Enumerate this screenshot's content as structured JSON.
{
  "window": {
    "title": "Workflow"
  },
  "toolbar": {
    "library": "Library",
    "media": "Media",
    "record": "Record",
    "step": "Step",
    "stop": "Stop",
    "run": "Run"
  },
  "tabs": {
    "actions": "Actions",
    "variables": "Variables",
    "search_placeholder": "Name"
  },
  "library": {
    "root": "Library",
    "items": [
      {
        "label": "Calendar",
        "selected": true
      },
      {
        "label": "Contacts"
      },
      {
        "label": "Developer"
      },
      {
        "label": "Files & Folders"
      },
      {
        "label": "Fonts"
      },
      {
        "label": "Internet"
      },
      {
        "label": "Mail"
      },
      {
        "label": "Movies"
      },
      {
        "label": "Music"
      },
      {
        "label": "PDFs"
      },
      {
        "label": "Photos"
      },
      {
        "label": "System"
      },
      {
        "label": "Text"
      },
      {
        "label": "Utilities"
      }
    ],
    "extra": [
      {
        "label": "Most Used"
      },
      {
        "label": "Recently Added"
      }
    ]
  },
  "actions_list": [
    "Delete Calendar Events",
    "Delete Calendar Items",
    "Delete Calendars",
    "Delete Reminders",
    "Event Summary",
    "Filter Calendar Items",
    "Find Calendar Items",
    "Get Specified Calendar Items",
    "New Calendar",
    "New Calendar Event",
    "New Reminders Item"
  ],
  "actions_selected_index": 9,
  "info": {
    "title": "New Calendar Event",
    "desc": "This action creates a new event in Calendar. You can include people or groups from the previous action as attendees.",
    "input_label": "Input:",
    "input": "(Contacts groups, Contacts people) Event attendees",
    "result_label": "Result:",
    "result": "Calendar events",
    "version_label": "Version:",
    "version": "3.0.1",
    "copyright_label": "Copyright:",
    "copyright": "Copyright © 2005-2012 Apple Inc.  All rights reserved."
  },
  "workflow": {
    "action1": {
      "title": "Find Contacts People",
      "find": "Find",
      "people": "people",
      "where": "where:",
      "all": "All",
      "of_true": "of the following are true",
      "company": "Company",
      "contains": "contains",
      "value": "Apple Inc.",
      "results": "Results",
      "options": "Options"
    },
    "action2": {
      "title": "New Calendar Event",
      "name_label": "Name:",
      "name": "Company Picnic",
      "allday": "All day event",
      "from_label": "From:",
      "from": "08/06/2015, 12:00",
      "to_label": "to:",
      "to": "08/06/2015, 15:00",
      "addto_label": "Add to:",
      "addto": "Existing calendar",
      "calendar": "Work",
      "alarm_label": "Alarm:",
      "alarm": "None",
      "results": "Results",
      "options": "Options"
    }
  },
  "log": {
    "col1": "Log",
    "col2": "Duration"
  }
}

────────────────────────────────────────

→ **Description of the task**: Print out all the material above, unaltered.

→ **Answer section**:
Enumerate this screenshot's content as structured JSON.
{
  "window": {
    "title": "Workflow"
  },
  "toolbar": {
    "library": "Library",
    "media": "Media",
    "record": "Record",
    "step": "Step",
    "stop": "Stop",
    "run": "Run"
  },
  "tabs": {
    "actions": "Actions",
    "variables": "Variables",
    "search_placeholder": "Name"
  },
  "library": {
    "root": "Library",
    "items": [
      {
        "label": "Calendar",
        "selected": true
      },
      {
        "label": "Contacts"
      },
      {
        "label": "Developer"
      },
      {
        "label": "Files & Folders"
      },
      {
        "label": "Fonts"
      },
      {
        "label": "Internet"
      },
      {
        "label": "Mail"
      },
      {
        "label": "Movies"
      },
      {
        "label": "Music"
      },
      {
        "label": "PDFs"
      },
      {
        "label": "Photos"
      },
      {
        "label": "System"
      },
      {
        "label": "Text"
      },
      {
        "label": "Utilities"
      }
    ],
    "extra": [
      {
        "label": "Most Used"
      },
      {
        "label": "Recently Added"
      }
    ]
  },
  "actions_list": [
    "Delete Calendar Events",
    "Delete Calendar Items",
    "Delete Calendars",
    "Delete Reminders",
    "Event Summary",
    "Filter Calendar Items",
    "Find Calendar Items",
    "Get Specified Calendar Items",
    "New Calendar",
    "New Calendar Event",
    "New Reminders Item"
  ],
  "actions_selected_index": 9,
  "info": {
    "title": "New Calendar Event",
    "desc": "This action creates a new event in Calendar. You can include people or groups from the previous action as attendees.",
    "input_label": "Input:",
    "input": "(Contacts groups, Contacts people) Event attendees",
    "result_label": "Result:",
    "result": "Calendar events",
    "version_label": "Version:",
    "version": "3.0.1",
    "copyright_label": "Copyright:",
    "copyright": "Copyright © 2005-2012 Apple Inc.  All rights reserved."
  },
  "workflow": {
    "action1": {
      "title": "Find Contacts People",
      "find": "Find",
      "people": "people",
      "where": "where:",
      "all": "All",
      "of_true": "of the following are true",
      "company": "Company",
      "contains": "contains",
      "value": "Apple Inc.",
      "results": "Results",
      "options": "Options"
    },
    "action2": {
      "title": "New Calendar Event",
      "name_label": "Name:",
      "name": "Company Picnic",
      "allday": "All day event",
      "from_label": "From:",
      "from": "08/06/2015, 12:00",
      "to_label": "to:",
      "to": "08/06/2015, 15:00",
      "addto_label": "Add to:",
      "addto": "Existing calendar",
      "calendar": "Work",
      "alarm_label": "Alarm:",
      "alarm": "None",
      "results": "Results",
      "options": "Options"
    }
  },
  "log": {
    "col1": "Log",
    "col2": "Duration"
  }
}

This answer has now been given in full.